Dataset rows for apps and sites
*** Block opens ***

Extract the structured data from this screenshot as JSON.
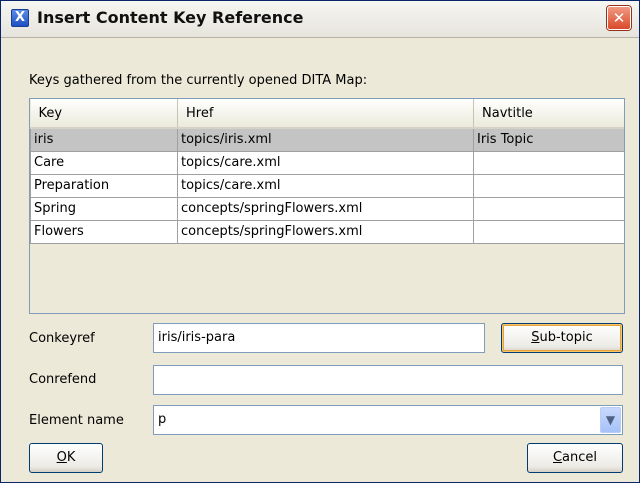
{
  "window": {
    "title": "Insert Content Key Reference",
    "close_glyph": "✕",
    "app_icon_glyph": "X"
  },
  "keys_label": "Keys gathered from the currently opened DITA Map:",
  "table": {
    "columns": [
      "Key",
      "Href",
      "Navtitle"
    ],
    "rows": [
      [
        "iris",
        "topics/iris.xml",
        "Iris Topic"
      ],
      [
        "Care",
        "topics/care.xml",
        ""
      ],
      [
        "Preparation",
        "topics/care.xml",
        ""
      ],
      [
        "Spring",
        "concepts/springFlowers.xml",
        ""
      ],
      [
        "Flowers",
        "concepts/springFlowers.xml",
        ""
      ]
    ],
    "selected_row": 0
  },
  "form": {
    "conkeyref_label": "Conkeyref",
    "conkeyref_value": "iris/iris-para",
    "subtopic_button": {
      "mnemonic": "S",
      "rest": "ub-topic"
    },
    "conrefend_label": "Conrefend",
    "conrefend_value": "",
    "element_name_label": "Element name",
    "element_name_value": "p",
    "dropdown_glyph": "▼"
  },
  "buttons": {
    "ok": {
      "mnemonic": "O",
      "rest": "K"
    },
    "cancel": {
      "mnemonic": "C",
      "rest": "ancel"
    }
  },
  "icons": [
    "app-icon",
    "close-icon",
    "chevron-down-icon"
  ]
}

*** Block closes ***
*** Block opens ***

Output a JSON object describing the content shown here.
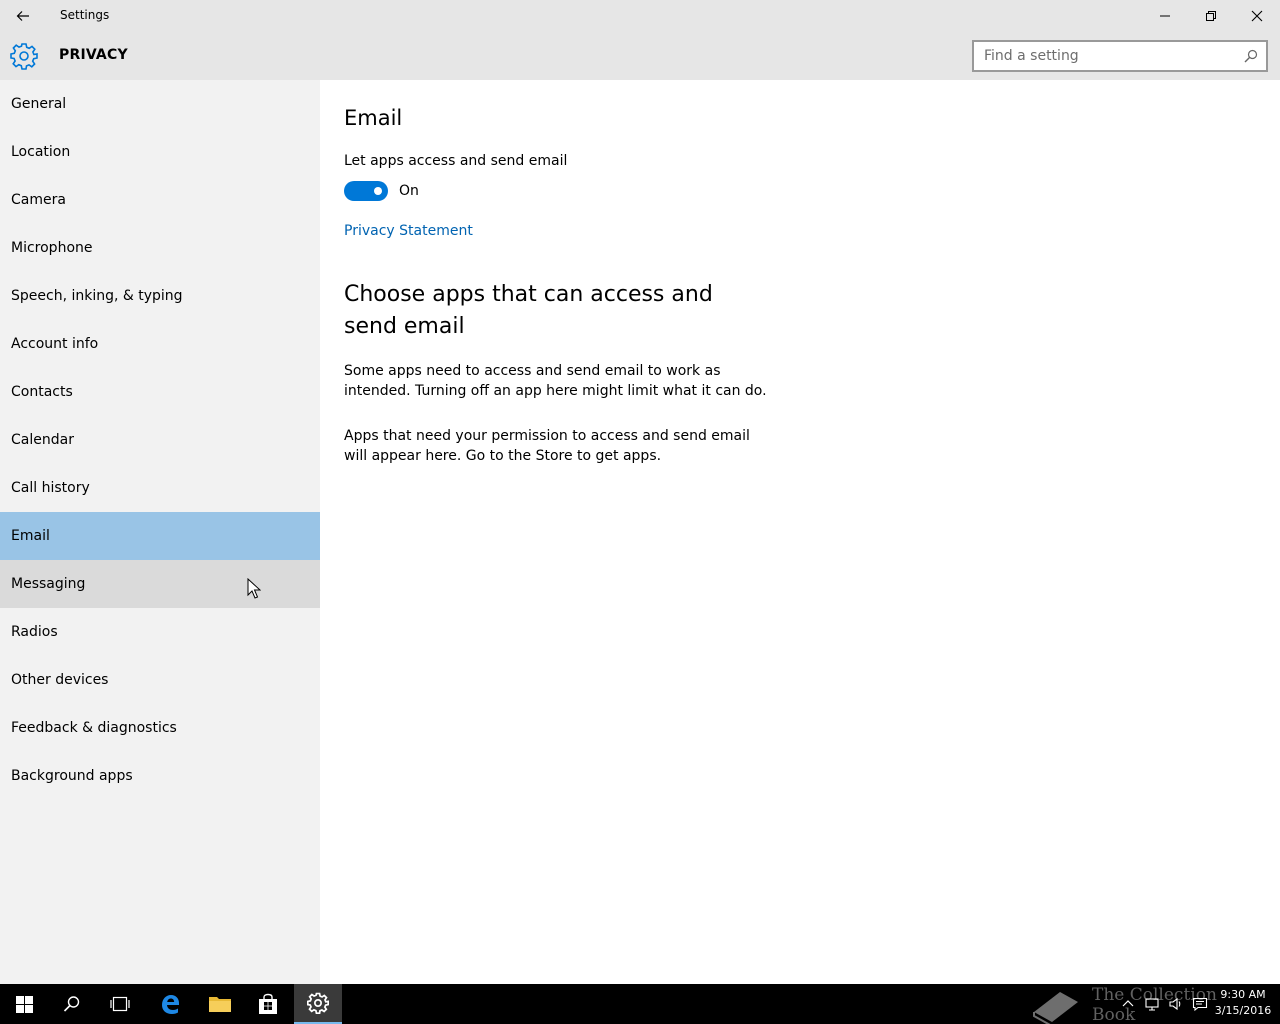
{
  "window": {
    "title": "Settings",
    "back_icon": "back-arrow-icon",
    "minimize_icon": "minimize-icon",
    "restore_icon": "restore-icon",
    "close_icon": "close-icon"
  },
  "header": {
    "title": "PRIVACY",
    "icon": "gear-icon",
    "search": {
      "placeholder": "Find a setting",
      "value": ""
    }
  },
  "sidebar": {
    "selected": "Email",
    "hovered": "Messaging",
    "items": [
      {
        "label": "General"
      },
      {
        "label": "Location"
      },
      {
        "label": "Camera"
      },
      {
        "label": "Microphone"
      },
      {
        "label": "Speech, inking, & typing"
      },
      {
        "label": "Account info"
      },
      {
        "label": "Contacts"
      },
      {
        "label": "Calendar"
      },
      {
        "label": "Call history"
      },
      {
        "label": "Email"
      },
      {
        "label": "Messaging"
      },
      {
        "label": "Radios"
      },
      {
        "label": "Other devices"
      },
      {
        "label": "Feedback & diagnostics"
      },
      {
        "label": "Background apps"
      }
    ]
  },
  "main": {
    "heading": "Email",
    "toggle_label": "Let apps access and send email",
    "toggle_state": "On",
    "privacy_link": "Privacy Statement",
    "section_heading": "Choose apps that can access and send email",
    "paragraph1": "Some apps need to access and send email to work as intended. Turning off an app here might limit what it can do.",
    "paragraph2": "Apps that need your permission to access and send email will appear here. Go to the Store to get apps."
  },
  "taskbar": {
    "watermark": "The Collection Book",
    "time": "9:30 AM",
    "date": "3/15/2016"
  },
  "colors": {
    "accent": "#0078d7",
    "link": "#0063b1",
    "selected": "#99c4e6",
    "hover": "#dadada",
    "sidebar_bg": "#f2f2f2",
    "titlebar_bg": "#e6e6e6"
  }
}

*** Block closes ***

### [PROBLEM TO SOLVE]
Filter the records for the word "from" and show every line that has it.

### [WORKED SOLUTION]
Extract the structured data from this screenshot as JSON.
  "keys_label": "Keys gathered from the currently opened DITA Map:",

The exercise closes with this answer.